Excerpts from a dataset
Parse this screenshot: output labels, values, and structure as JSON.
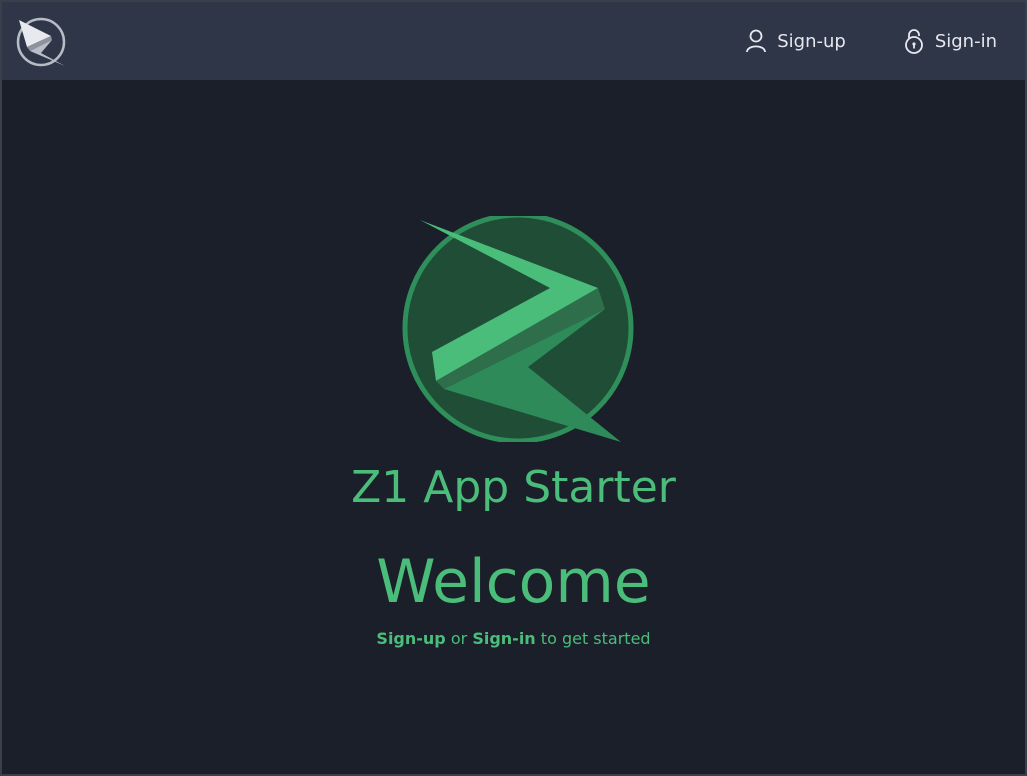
{
  "colors": {
    "page_background": "#1b1f2a",
    "topbar_background": "#2e3648",
    "accent_green": "#4bbd7a",
    "logo_circle_fill": "#1f4d36",
    "logo_ring": "#2f8f5b",
    "nav_text": "#e6e8ee"
  },
  "header": {
    "brand_icon": "z1-logo-icon",
    "nav": [
      {
        "label": "Sign-up",
        "icon": "user-icon"
      },
      {
        "label": "Sign-in",
        "icon": "unlock-icon"
      }
    ]
  },
  "hero": {
    "logo_icon": "z1-logo-icon",
    "app_title": "Z1 App Starter",
    "welcome": "Welcome",
    "subtext": {
      "signup_link": "Sign-up",
      "or": "or",
      "signin_link": "Sign-in",
      "tail": "to get started"
    }
  }
}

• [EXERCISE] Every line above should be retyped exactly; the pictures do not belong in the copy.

• [ANSWER FOR THE TASK]
Parse this screenshot: output labels, values, and structure as JSON.
{
  "colors": {
    "page_background": "#1b1f2a",
    "topbar_background": "#2e3648",
    "accent_green": "#4bbd7a",
    "logo_circle_fill": "#1f4d36",
    "logo_ring": "#2f8f5b",
    "nav_text": "#e6e8ee"
  },
  "header": {
    "brand_icon": "z1-logo-icon",
    "nav": [
      {
        "label": "Sign-up",
        "icon": "user-icon"
      },
      {
        "label": "Sign-in",
        "icon": "unlock-icon"
      }
    ]
  },
  "hero": {
    "logo_icon": "z1-logo-icon",
    "app_title": "Z1 App Starter",
    "welcome": "Welcome",
    "subtext": {
      "signup_link": "Sign-up",
      "or": "or",
      "signin_link": "Sign-in",
      "tail": "to get started"
    }
  }
}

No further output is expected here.